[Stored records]
━━━━━━━━━━━━━━━━━━━━
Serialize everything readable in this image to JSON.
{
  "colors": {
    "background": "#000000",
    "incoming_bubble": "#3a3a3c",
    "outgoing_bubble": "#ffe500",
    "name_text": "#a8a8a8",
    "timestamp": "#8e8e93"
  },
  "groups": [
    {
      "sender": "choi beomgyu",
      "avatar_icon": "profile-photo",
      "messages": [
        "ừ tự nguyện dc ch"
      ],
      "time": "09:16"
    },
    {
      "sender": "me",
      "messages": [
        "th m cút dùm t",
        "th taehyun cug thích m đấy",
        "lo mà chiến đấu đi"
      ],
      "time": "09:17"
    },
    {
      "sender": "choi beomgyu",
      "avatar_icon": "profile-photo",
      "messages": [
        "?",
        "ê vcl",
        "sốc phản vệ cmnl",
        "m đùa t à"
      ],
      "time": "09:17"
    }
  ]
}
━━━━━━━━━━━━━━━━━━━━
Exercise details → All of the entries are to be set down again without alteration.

Output below →
Serialize everything readable in this image to JSON.
{
  "colors": {
    "background": "#000000",
    "incoming_bubble": "#3a3a3c",
    "outgoing_bubble": "#ffe500",
    "name_text": "#a8a8a8",
    "timestamp": "#8e8e93"
  },
  "groups": [
    {
      "sender": "choi beomgyu",
      "avatar_icon": "profile-photo",
      "messages": [
        "ừ tự nguyện dc ch"
      ],
      "time": "09:16"
    },
    {
      "sender": "me",
      "messages": [
        "th m cút dùm t",
        "th taehyun cug thích m đấy",
        "lo mà chiến đấu đi"
      ],
      "time": "09:17"
    },
    {
      "sender": "choi beomgyu",
      "avatar_icon": "profile-photo",
      "messages": [
        "?",
        "ê vcl",
        "sốc phản vệ cmnl",
        "m đùa t à"
      ],
      "time": "09:17"
    }
  ]
}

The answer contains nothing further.